## Work required:
Pull every line holding the string "JSON" from the records below.

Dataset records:
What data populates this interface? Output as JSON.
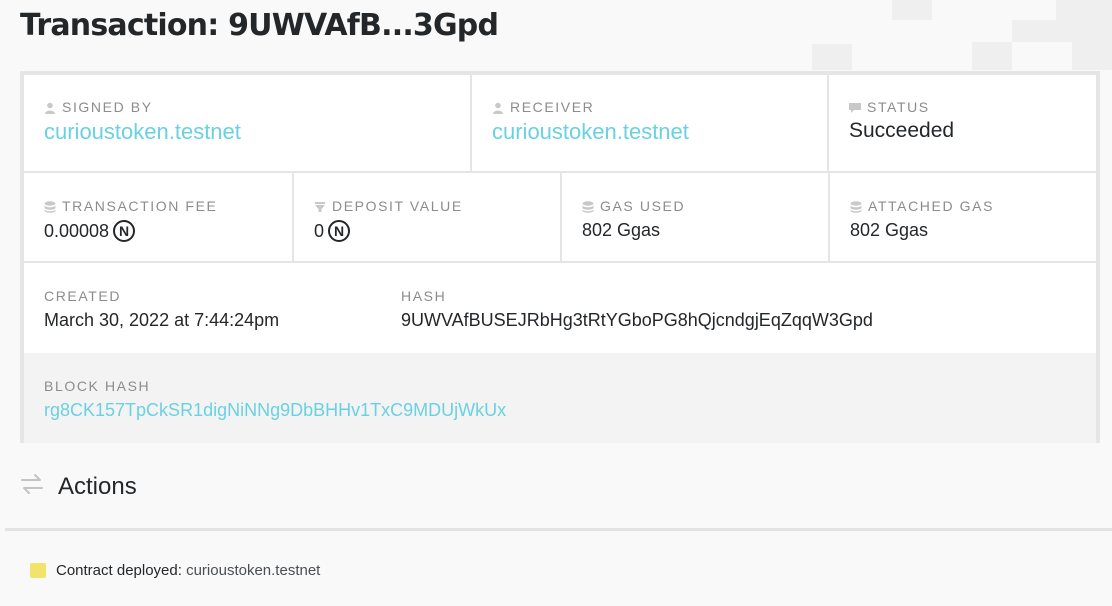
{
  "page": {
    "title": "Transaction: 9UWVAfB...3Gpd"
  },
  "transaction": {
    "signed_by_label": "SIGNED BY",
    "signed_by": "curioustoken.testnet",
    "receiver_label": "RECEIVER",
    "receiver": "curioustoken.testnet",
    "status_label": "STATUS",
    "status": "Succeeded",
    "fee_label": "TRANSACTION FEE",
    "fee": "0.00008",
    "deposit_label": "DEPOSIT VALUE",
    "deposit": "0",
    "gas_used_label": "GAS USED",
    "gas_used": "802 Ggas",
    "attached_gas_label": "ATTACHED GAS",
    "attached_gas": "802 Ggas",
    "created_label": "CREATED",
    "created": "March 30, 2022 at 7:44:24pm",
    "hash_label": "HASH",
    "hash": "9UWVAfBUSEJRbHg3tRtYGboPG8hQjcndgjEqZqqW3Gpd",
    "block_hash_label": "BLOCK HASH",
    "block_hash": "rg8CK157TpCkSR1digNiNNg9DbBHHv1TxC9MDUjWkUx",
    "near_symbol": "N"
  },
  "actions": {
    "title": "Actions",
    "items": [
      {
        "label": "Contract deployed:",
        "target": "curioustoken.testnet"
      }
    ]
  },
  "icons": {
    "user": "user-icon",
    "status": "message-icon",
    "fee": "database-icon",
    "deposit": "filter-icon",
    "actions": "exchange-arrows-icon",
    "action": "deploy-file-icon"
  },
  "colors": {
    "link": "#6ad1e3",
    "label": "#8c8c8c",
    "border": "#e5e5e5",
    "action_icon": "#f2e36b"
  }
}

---

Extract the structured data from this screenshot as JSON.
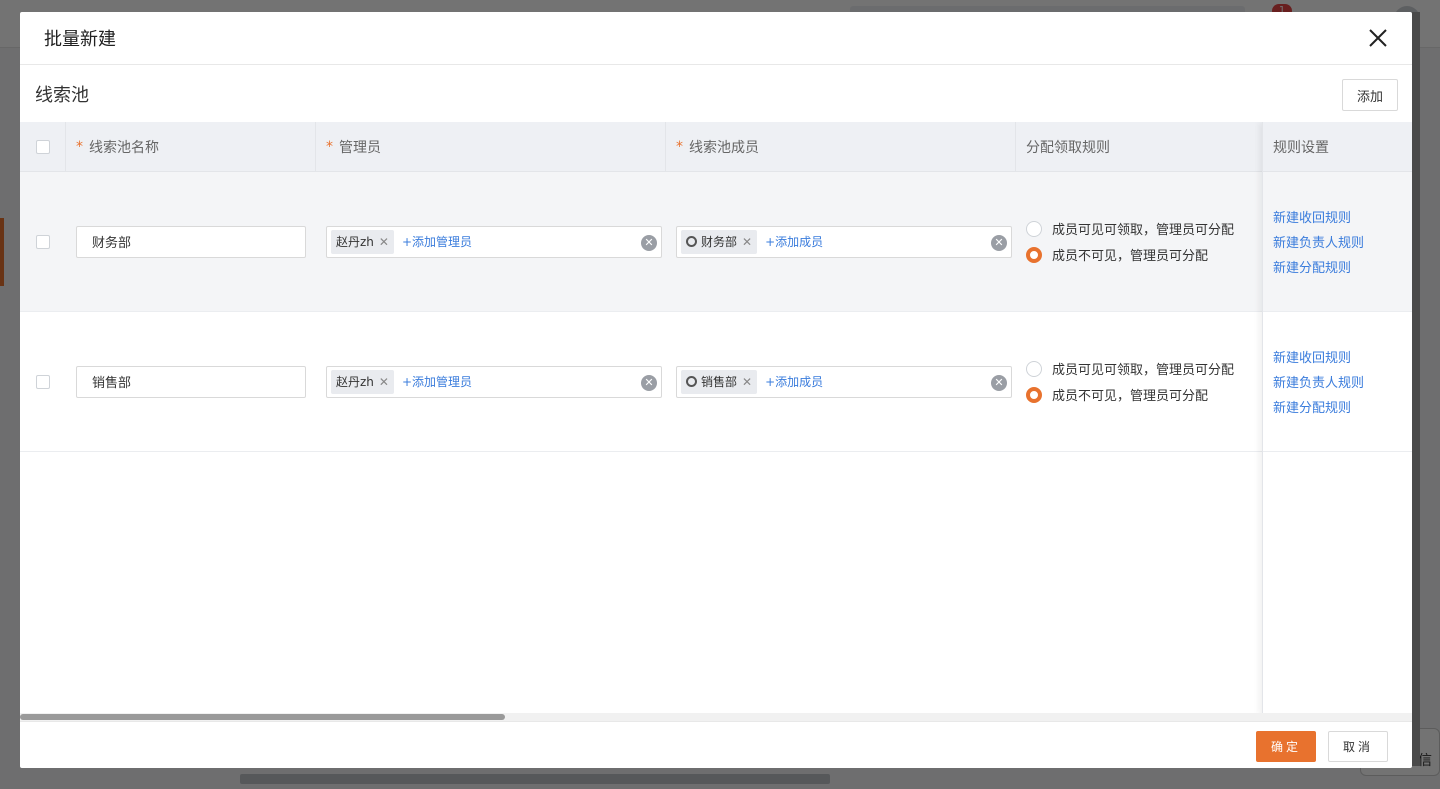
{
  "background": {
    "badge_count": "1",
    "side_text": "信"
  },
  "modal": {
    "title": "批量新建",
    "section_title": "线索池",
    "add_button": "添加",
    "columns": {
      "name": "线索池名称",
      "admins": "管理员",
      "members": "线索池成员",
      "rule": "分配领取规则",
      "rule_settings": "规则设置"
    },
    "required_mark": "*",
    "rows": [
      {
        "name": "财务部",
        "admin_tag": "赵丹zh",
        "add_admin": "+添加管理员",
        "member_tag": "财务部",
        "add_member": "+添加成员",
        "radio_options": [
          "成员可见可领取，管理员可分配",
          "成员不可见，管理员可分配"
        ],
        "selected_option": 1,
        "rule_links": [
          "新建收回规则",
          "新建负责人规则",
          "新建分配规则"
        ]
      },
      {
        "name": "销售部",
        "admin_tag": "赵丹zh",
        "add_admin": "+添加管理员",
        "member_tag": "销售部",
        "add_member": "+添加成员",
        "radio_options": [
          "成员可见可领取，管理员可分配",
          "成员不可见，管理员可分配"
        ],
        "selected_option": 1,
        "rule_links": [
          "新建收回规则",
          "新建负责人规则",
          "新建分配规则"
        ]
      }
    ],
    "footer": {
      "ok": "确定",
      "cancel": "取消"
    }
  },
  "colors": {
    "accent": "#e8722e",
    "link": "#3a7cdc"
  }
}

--

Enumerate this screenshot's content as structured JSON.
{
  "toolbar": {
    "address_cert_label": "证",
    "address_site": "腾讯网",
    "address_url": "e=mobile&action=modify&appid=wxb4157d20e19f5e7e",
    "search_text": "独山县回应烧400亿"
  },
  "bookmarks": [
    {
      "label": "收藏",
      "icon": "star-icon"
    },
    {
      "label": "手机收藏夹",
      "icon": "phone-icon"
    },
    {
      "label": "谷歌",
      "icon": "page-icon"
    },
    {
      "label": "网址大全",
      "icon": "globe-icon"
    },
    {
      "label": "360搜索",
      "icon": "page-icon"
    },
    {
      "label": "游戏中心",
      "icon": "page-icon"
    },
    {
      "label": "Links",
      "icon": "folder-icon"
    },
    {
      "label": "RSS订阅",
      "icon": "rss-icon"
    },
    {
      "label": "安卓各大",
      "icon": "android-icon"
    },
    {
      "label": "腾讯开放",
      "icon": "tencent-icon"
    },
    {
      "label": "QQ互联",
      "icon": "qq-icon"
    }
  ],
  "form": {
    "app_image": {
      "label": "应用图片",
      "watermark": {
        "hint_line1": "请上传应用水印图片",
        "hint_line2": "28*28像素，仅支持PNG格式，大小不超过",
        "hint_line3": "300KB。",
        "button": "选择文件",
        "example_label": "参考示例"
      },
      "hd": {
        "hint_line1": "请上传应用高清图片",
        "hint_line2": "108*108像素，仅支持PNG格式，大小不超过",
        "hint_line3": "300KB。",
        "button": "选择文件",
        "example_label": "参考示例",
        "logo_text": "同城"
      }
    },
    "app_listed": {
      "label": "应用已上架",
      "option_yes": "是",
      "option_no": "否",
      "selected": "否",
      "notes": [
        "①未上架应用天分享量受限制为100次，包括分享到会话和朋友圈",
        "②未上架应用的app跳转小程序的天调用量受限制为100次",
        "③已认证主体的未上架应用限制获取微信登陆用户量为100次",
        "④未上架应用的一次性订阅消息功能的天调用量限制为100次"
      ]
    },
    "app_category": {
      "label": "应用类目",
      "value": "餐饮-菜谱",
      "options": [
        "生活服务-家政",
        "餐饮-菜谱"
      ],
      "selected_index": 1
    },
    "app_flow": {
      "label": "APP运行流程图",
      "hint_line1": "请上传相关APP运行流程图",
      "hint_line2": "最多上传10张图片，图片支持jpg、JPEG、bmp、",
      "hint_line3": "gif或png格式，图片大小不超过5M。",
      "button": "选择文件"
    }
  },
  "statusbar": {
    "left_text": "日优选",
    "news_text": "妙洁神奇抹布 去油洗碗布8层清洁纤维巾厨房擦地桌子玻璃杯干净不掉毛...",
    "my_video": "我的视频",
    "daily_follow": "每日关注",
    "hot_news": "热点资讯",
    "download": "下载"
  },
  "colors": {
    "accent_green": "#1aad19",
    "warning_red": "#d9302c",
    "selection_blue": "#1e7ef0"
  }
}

## Answer to this problem:
What data populates this interface? Output as JSON.
Extract the structured data from this screenshot as JSON.
Enumerate this screenshot's content as structured JSON.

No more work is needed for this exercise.